It was the strength of the opposition forces, both liberal and conservative, rather than the ineptitude and stubbornness of President Wilson that led to the Senate’s defeat of the Treaty of Versailles. This statement is only partially true. Although the opposition forces against the treaty were very strong, if President Wilson had not been so stubborn about the League of Nations, the treaty would have been much more likely to succeed. One of the main reasons that the Treaty of Versailles was not passed was because President Wilson’s Senate was mainly republican and they did not share his democratic view of foreign affairs.
Wilson’s strong belief that the League of Nations was a necessity went against the former Monroe Doctrine, and this made it very difficult for the Treaty of Versailles to pass. This would lead one to believe that it was a combination of both Wilson’s stubbornness and the strength of the opposing forces. As document A states, many people felt the league to be unnecessary because it dealt with issues outside of the United States, issues that the people of America did not care about.
Don’t waste your time!
Order your assignment!
The opposing forces wanted to know what the league would really do for the people of America. If the league had been removed from the Treaty of Versailles it may have been passed, but Wilson’s views were much too strong. Wilson’s stubbornness is proven in Document C where he states his strong beliefs that the League of Nations is necessary. He believes World War I was fought against all other wars, and the only way to prevent upcoming wars was to have the League of Nations.

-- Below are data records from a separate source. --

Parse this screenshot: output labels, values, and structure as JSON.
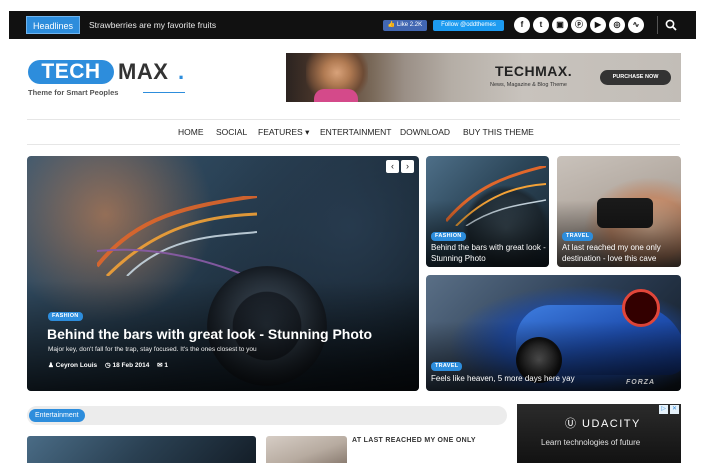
{
  "topbar": {
    "headlines_label": "Headlines",
    "ticker_text": "Strawberries are my favorite fruits",
    "fb_like": "👍 Like 2.2K",
    "tw_follow": "Follow @oddthemes",
    "social_icons": [
      "facebook-icon",
      "twitter-icon",
      "instagram-icon",
      "pinterest-icon",
      "youtube-icon",
      "dribbble-icon",
      "rss-icon"
    ],
    "social_glyphs": [
      "f",
      "t",
      "▣",
      "ⓟ",
      "▶",
      "◎",
      "∿"
    ],
    "search_icon": "search-icon"
  },
  "logo": {
    "part1": "TECH",
    "part2": "MAX",
    "dot": ".",
    "tagline": "Theme for Smart Peoples"
  },
  "banner": {
    "title": "TECHMAX.",
    "subtitle": "News, Magazine & Blog Theme",
    "button": "PURCHASE NOW"
  },
  "nav": {
    "items": [
      "HOME",
      "SOCIAL",
      "FEATURES ▾",
      "ENTERTAINMENT",
      "DOWNLOAD",
      "BUY THIS THEME"
    ]
  },
  "hero": {
    "prev_glyph": "‹",
    "next_glyph": "›",
    "category": "FASHION",
    "title": "Behind the bars with great look - Stunning Photo",
    "excerpt": "Major key, don't fall for the trap, stay focused. It's the ones closest to you",
    "author": "♟ Ceyron Louis",
    "date": "◷ 18 Feb 2014",
    "comments": "✉ 1"
  },
  "cards": [
    {
      "category": "FASHION",
      "title": "Behind the bars with great look - Stunning Photo"
    },
    {
      "category": "TRAVEL",
      "title": "At last reached my one only destination - love this cave"
    },
    {
      "category": "TRAVEL",
      "title": "Feels like heaven, 5 more days here yay",
      "watermark": "FORZA"
    }
  ],
  "section": {
    "label": "Entertainment",
    "bottom_title": "AT LAST REACHED MY ONE ONLY"
  },
  "ad": {
    "close_glyph": "▷",
    "x_glyph": "✕",
    "logo": "Ⓤ UDACITY",
    "subtitle": "Learn technologies of future"
  },
  "colors": {
    "accent": "#2d8ddc",
    "topbar": "#111111"
  }
}
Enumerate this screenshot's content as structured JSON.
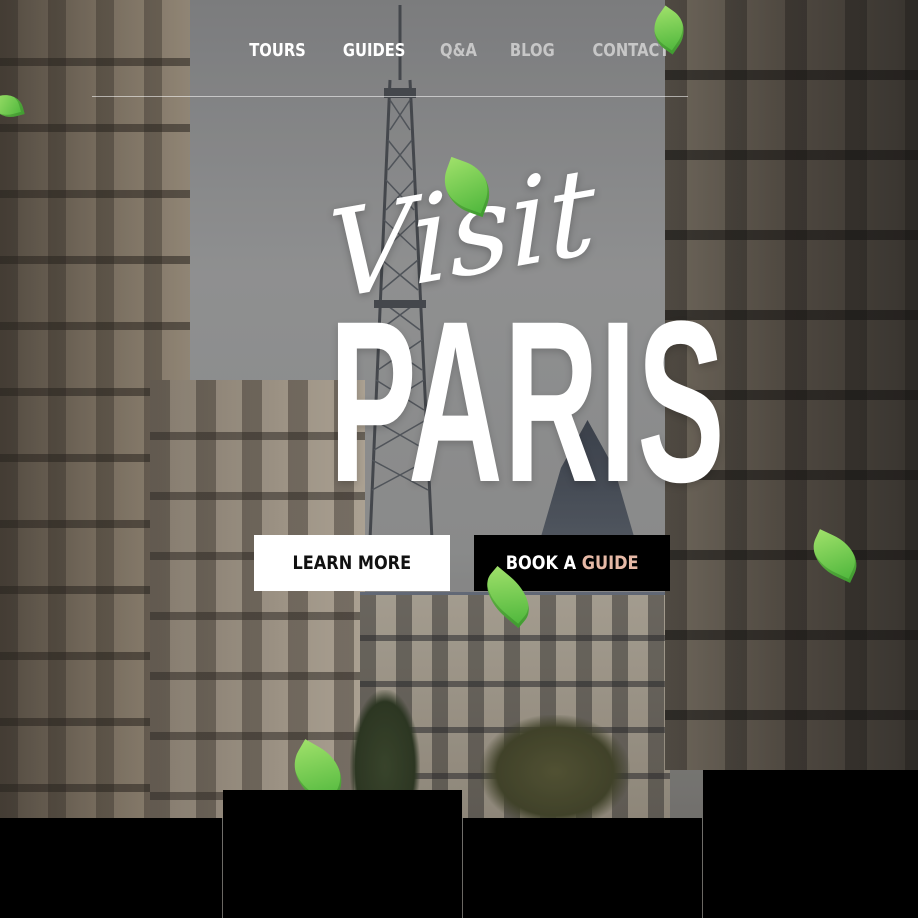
{
  "nav": {
    "items": [
      {
        "label": "TOURS"
      },
      {
        "label": "GUIDES"
      },
      {
        "label": "Q&A"
      },
      {
        "label": "BLOG"
      },
      {
        "label": "CONTACT"
      }
    ]
  },
  "hero": {
    "script_title": "Visit",
    "main_title": "PARIS",
    "background_icon": "paris-street-photo"
  },
  "buttons": {
    "learn_more": "LEARN MORE",
    "book_prefix": "BOOK A",
    "book_accent": "GUIDE"
  },
  "colors": {
    "accent": "#e6b9a6",
    "leaf": "#7ccc4f",
    "button_light": "#ffffff",
    "button_dark": "#000000"
  }
}
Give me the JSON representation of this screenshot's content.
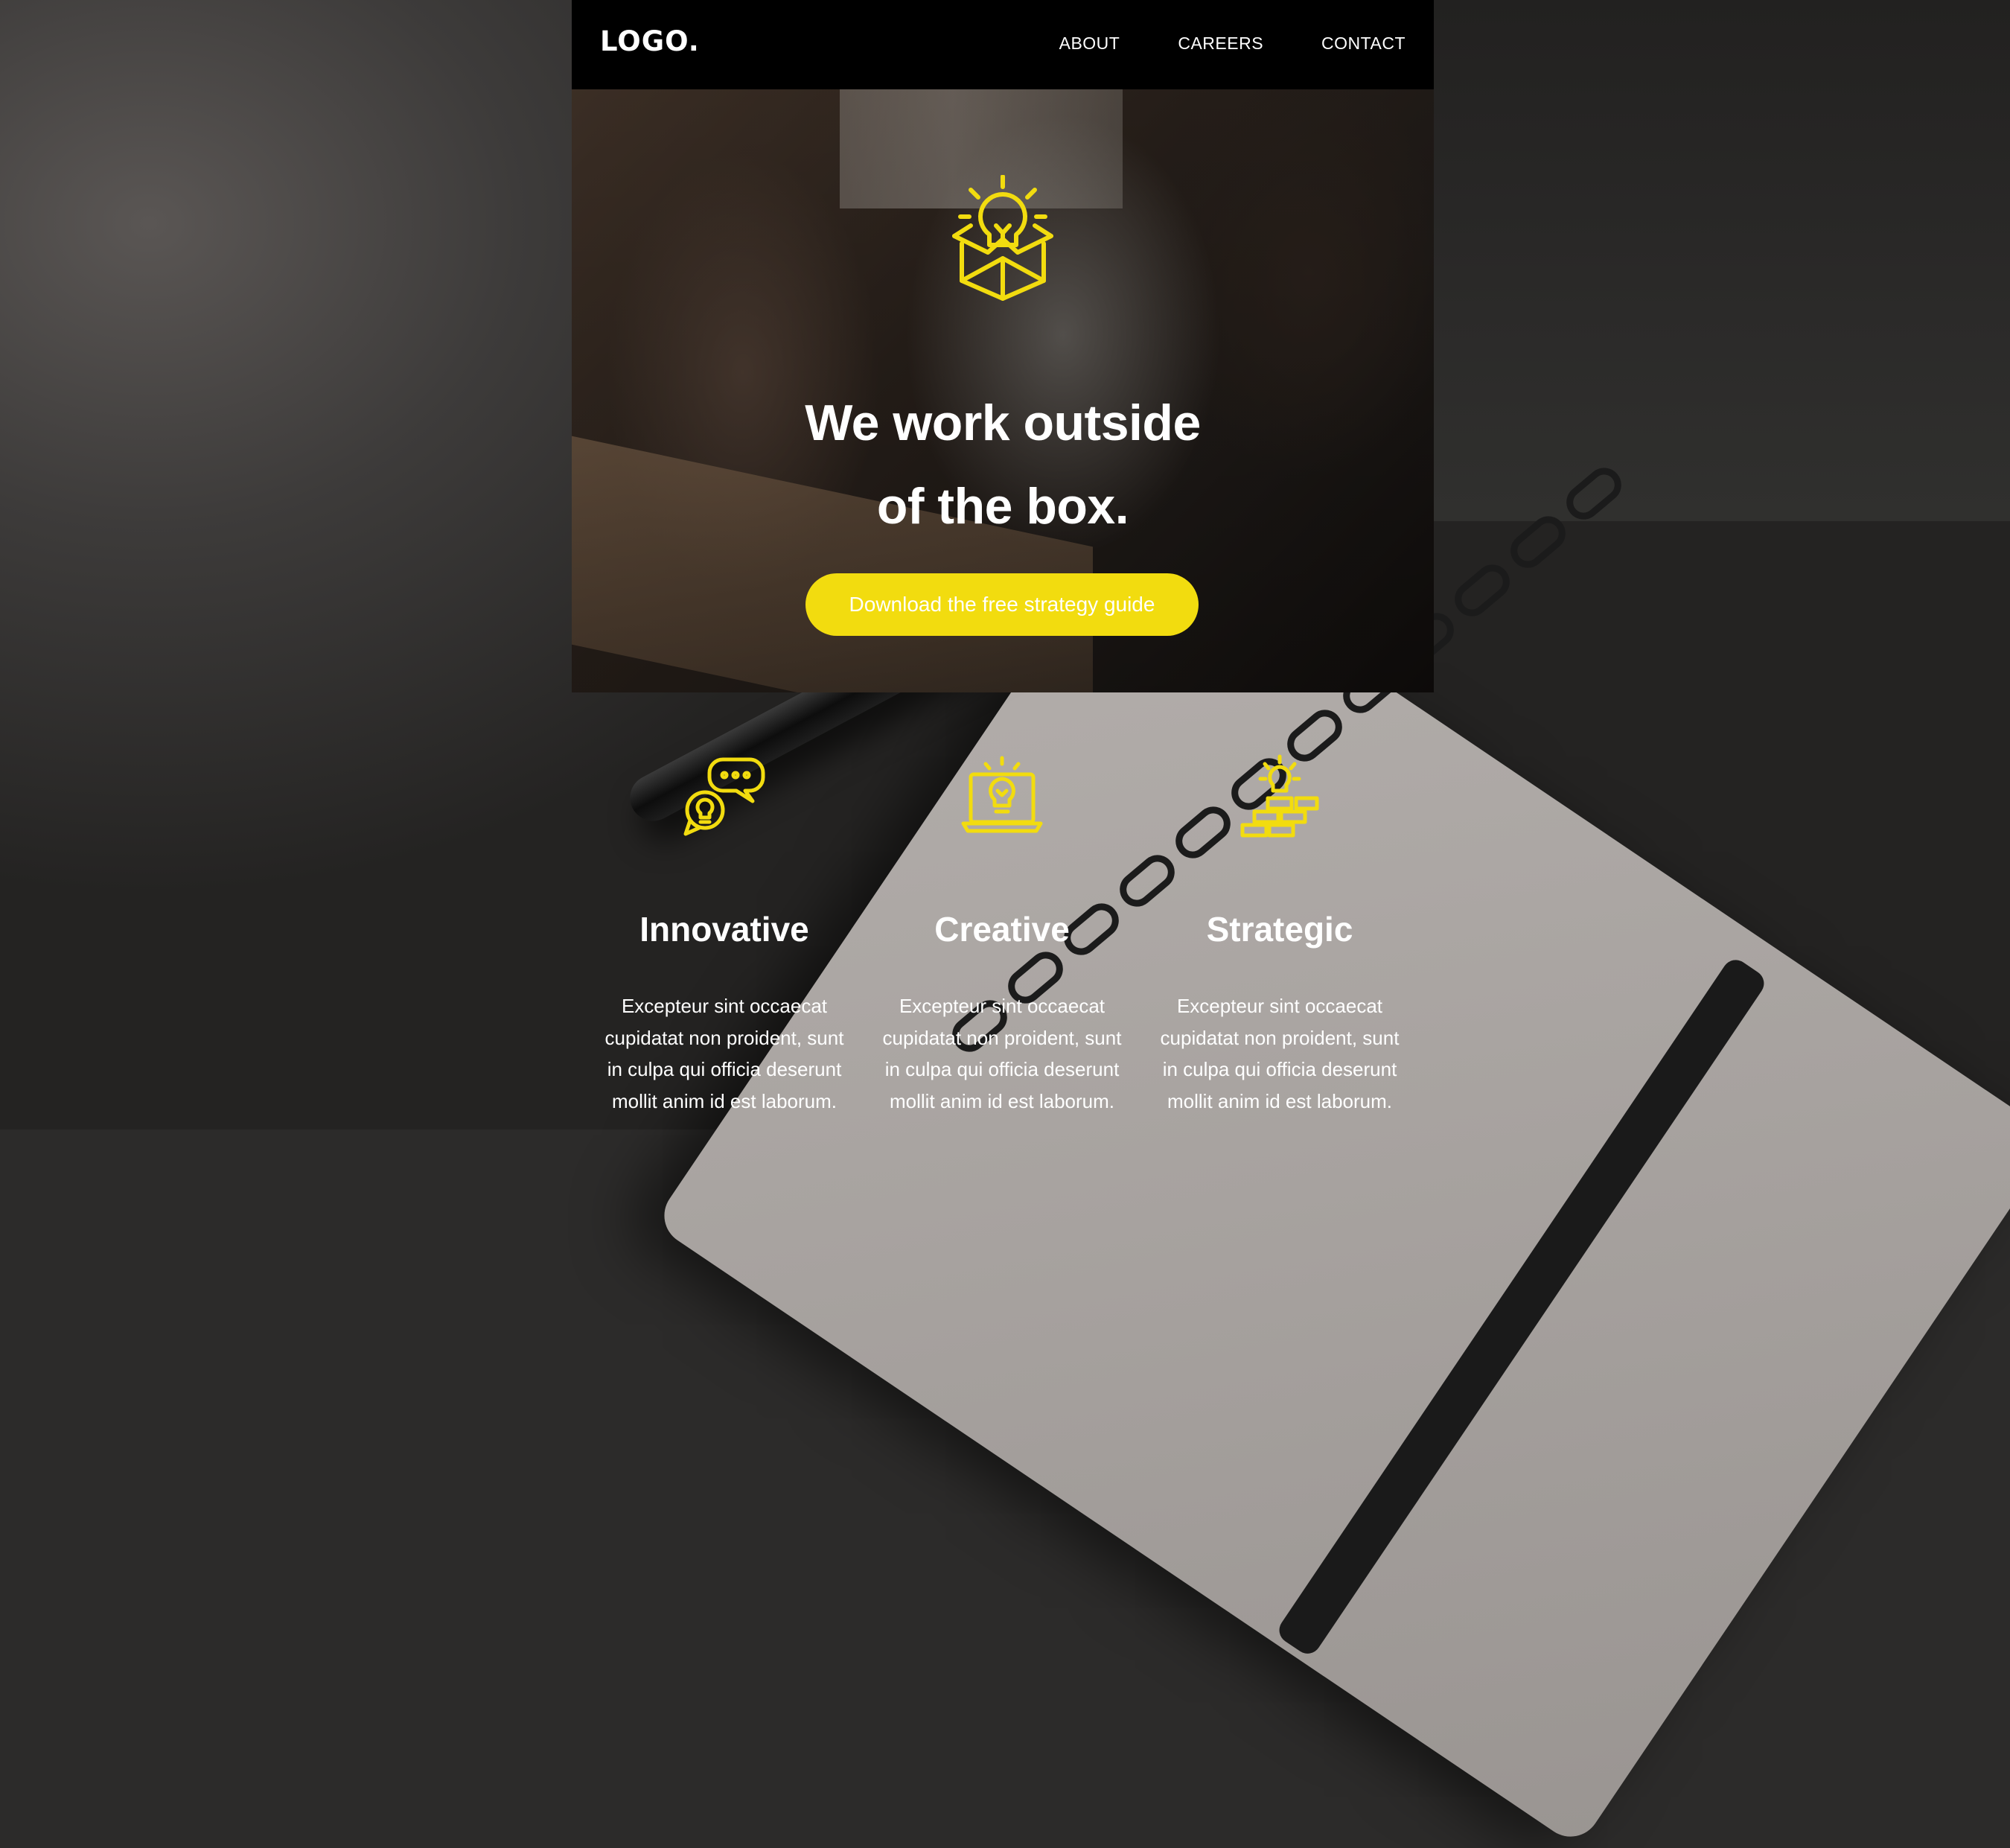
{
  "header": {
    "logo": "LOGO.",
    "nav": [
      "ABOUT",
      "CAREERS",
      "CONTACT"
    ]
  },
  "hero": {
    "icon": "lightbulb-box-icon",
    "title_line1": "We work outside",
    "title_line2": "of the box.",
    "cta_label": "Download the free strategy guide"
  },
  "features": [
    {
      "icon": "chat-bubbles-lightbulb-icon",
      "title": "Innovative",
      "text_lines": [
        "Excepteur sint occaecat",
        "cupidatat non proident, sunt",
        "in culpa qui officia deserunt",
        "mollit anim id est laborum."
      ]
    },
    {
      "icon": "laptop-lightbulb-icon",
      "title": "Creative",
      "text_lines": [
        "Excepteur sint occaecat",
        "cupidatat non proident, sunt",
        "in culpa qui officia deserunt",
        "mollit anim id est laborum."
      ]
    },
    {
      "icon": "bricks-lightbulb-icon",
      "title": "Strategic",
      "text_lines": [
        "Excepteur sint occaecat",
        "cupidatat non proident, sunt",
        "in culpa qui officia deserunt",
        "mollit anim id est laborum."
      ]
    }
  ],
  "colors": {
    "accent": "#f2dc0f",
    "header_bg": "#000000",
    "text": "#ffffff"
  }
}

Wilson comes to believe that if the treaty is not passed, the war will have been fought for nothing. It was this stubbornness that played a major role in the treaty not being passed. Both the strength of the opposing forces and stubbornness of Wilson played a role in the Treaty of Versailles not being passed. If Wilson had not been so stubborn about the treaty including the League of Nations, the opposing forces would not have been so against it, and ultimately, the Senate would have been more likely to pass the Treaty of Versailles. www. historylearningsite. co. uk